One of the biggest adjustments I’ve had to make since moving to Maryland is coming to terms with the cost of living. Houses here (in the areas we’ve lived) cost anywhere from two to four times as much as houses in my hometown and Morgantown, both in West Virginia, which means it was never realistic that our first house would be detached. It was never realistic that our first house would have a garage. It was never realistic that our first house would have a huge yard. It was never realistic that our first house would be large enough to stay in forever.
It was never realistic that our first house would live up to what I always pictured it would be. And it doesn’t. Our house is pretty small. It’s half of a duplex. We have a really wonderful kitchen and a relatively large back yard, but that’s only because we bought a house that was literally uninhabitable and put in the blood, sweat, and tears (lots and lots of sweat and tears) required to rehabilitate it.
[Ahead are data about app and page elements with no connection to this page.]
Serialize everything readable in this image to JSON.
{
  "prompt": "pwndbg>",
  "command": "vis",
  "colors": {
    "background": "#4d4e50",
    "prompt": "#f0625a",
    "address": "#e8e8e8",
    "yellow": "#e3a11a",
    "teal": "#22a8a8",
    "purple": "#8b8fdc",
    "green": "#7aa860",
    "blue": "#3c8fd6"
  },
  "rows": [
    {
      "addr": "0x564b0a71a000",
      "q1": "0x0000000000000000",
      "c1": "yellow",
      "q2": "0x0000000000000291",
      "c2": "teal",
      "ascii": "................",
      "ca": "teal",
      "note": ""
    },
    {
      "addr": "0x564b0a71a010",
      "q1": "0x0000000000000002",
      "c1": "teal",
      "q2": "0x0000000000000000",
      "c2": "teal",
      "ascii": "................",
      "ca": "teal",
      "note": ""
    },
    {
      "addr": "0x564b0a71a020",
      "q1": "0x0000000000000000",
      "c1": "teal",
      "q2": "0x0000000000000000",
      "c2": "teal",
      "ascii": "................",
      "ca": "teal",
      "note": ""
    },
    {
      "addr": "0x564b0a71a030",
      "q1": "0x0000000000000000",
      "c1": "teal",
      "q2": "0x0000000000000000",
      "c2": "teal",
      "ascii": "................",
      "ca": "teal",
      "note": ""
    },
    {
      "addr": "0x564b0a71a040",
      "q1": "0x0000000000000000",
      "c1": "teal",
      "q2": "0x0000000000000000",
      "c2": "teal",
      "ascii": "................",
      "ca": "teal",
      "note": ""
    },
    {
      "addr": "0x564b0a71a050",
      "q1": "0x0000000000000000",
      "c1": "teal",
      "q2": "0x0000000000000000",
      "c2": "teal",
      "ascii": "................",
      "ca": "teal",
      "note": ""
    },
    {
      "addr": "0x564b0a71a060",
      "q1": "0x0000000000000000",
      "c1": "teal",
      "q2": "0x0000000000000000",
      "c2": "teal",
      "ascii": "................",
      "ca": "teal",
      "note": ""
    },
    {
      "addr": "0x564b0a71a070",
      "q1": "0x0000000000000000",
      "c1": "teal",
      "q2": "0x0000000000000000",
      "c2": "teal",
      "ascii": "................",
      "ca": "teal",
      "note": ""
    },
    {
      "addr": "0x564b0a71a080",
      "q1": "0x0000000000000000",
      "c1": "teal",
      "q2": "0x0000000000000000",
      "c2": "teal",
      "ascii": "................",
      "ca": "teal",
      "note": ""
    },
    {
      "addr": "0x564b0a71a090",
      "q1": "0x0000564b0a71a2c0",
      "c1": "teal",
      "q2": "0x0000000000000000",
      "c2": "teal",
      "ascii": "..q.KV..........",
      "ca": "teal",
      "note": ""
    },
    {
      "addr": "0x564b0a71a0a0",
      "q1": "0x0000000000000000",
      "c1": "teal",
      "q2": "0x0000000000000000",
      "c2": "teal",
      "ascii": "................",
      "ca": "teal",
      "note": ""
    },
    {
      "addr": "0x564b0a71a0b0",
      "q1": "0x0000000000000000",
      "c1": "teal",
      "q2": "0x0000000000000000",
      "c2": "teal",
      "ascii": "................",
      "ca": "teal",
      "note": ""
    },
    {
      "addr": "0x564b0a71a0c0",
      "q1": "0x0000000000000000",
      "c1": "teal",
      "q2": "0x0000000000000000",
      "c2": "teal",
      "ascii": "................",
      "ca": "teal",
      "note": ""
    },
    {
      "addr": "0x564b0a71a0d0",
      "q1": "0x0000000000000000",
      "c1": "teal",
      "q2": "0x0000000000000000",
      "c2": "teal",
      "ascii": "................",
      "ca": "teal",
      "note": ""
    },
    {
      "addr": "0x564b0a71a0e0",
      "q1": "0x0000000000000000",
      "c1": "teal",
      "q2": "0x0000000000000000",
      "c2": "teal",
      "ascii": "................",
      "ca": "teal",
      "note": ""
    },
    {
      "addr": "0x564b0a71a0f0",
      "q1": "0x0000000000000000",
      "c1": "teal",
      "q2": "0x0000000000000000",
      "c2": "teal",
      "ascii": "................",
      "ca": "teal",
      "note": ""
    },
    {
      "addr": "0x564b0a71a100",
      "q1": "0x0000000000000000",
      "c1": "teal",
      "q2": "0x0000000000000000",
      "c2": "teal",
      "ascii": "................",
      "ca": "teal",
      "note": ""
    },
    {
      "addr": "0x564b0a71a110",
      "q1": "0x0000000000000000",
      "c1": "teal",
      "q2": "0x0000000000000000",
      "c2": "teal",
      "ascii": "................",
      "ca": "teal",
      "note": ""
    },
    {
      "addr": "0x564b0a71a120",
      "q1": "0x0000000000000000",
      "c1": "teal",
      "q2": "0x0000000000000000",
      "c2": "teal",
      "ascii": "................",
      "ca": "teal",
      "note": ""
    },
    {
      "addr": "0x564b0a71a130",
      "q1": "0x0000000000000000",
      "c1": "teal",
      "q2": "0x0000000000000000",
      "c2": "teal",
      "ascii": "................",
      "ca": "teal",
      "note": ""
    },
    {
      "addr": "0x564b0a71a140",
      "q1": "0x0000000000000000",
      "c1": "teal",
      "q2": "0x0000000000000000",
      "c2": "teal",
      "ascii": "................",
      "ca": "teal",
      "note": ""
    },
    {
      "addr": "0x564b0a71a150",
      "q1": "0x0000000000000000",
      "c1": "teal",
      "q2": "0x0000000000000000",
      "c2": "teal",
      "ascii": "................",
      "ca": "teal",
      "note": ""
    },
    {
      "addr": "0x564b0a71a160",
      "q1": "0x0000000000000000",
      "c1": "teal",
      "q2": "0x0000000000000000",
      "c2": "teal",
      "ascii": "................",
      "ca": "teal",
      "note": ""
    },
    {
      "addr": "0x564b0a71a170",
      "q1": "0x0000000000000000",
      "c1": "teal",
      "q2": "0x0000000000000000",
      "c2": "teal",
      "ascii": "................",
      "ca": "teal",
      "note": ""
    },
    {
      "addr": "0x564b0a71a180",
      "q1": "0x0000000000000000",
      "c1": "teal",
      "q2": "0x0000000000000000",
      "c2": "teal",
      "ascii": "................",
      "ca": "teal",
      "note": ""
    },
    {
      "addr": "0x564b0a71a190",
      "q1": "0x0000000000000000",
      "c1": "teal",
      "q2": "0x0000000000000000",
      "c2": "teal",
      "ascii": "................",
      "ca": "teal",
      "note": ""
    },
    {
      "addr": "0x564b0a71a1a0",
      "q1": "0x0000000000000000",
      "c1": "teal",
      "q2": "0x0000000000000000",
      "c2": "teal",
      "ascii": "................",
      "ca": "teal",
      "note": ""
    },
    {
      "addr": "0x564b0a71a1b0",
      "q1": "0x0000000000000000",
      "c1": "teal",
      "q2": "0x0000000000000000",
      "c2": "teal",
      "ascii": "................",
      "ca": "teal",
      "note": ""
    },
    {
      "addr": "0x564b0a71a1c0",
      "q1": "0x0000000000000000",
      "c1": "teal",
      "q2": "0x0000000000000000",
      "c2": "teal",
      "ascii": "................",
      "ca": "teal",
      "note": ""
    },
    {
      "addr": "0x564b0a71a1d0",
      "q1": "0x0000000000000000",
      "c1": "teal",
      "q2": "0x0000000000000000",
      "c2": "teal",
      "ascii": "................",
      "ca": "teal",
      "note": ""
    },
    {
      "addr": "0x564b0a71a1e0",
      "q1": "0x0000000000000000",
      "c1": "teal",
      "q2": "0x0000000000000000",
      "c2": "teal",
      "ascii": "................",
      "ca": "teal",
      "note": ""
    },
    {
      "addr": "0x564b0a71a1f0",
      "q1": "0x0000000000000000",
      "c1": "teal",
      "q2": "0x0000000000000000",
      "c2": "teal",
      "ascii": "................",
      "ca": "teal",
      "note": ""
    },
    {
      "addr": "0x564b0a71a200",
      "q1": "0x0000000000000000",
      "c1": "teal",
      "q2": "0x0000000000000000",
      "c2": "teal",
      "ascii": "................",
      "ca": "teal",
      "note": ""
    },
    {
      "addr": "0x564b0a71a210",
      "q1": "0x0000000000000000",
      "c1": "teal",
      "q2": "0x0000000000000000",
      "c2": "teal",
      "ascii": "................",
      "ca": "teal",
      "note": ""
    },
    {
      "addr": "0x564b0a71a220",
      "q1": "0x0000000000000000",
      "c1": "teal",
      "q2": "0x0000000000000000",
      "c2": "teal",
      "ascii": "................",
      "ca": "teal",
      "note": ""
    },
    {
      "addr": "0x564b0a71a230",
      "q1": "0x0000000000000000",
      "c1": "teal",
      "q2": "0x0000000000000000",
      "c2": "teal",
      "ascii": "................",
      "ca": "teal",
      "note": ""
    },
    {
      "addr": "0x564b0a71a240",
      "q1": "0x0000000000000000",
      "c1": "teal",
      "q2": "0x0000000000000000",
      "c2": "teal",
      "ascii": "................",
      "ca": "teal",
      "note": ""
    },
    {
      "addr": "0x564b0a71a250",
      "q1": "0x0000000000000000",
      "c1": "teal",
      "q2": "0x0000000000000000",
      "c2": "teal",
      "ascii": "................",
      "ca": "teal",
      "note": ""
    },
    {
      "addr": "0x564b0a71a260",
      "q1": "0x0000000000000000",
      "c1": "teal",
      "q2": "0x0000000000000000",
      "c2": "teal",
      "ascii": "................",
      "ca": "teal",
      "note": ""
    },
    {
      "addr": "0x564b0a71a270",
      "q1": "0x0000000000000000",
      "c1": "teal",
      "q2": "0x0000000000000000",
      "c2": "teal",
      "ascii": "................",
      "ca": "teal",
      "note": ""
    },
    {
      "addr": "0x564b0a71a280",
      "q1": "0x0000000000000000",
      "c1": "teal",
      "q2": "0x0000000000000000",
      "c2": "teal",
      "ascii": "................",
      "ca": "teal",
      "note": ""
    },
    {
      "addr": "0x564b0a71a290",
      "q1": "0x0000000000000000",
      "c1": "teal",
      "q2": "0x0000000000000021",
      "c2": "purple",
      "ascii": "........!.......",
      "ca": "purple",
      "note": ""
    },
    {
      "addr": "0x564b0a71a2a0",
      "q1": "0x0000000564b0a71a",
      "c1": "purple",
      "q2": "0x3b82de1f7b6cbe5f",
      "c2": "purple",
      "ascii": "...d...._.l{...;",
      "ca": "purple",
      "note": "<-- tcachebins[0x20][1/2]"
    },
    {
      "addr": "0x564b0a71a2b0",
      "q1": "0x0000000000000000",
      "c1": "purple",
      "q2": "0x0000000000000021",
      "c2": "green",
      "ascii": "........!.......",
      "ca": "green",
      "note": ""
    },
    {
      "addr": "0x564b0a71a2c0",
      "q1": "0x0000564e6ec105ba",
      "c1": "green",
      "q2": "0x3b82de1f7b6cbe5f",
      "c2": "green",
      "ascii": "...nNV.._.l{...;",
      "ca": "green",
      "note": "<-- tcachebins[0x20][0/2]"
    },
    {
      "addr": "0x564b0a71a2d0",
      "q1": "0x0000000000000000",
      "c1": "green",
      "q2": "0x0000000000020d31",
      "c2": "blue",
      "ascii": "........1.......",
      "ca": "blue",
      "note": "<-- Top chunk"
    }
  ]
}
And as much as I love our house, and as proud as I am that we were able to save it and turn it into something great—something that we would not have been able to afford!—I still feel that twinge of jealousy when friends back home purchase beautiful homes that, here, would cost close to a million dollars (not an exaggeration). My pride is hurt when I compare my life to other peoples’ lives.
Don’t get me wrong—I am happy for them. I am happy for you! I have come a long way with my struggle with comparison. I don’t resent people who have better or bigger things than I do. Our lives are just different, and I accept that. But it’s hard. And social media doesn’t help. When I was waiting what felt like a lifetime for Andrew to propose, I wanted to punch every single girl who posted a picture of their newly adorned ring finger after getting engaged.
That was my darkest time of struggle. I don’t want to punch people who are celebrating closing on big, beautiful homes. (Really, I am so, so happy for you!) But I’m still recovering and learning that everyone’s life is different. The places we live dictate a certain standard, and that’s not personal. We do what we can within our circumstances. Similarly, we are all on different life schedules, and no particular schedule is better than another. Just different.
Here are some things I tell myself when I fall into the trap of comparison:
You’re alive, and you have everything you need.
Consider the lilies, how they grow: they neither toil nor spin, yet I tell you, even Solomon in all his glory was not arrayed like one of these. ~Luke 12:27 (ESV)
Lilies, which have nothing, do not compare themselves to Solomon, who had everything. It’s not even something they would think about, if lilies could think. And yet, lilies are perfect how they are.
You have a good, good Father-
-who gives good things to those who ask him (Matthew 7:11).
Stop comparing yourself to others and ask God for a better understanding of His will and His kingdom. Ask Him to give you more of Him. These are good things, and God will answer.
Life here is not permanent.
Your citizenship is in Heaven (Philippians 3:20), where you will have everything you could possibly need for all eternity (most importantly, Jesus). You are just passing through, and the best is yet to come. Don’t concern yourself with shadows.
His grace is sufficient for you-
-and His power is made perfect in weakness (2 Corinthians 12:9). When you inevitably fail, His grace is enough, and that’s the only thing you should ever boast about.
I also like to remind myself that a smaller house means I have less to clean! But really, comparison is dumb. It’s a fantastic work of Satan, who whispers in our ears how we’re not as good as, how we’re not as pretty as, how we’re not as rich as, how we’re not as maternal as, how we’re not as smart as, how we’re not as skinny as the next person, ad infinitum. We women feel this on a daily basis, and it’s time that we, instead of wanting to punch others who may have it “better,” punch Satan instead. He’s the real culprit. He’s the father of lies. And I’ve had enough.
We have something better—someone better. (How’s that for a comparison?) We have Jesus, who knows us and knows our struggles, and says to us, “You are enough because I am enough.”
Jesus is enough.
Let’s own that.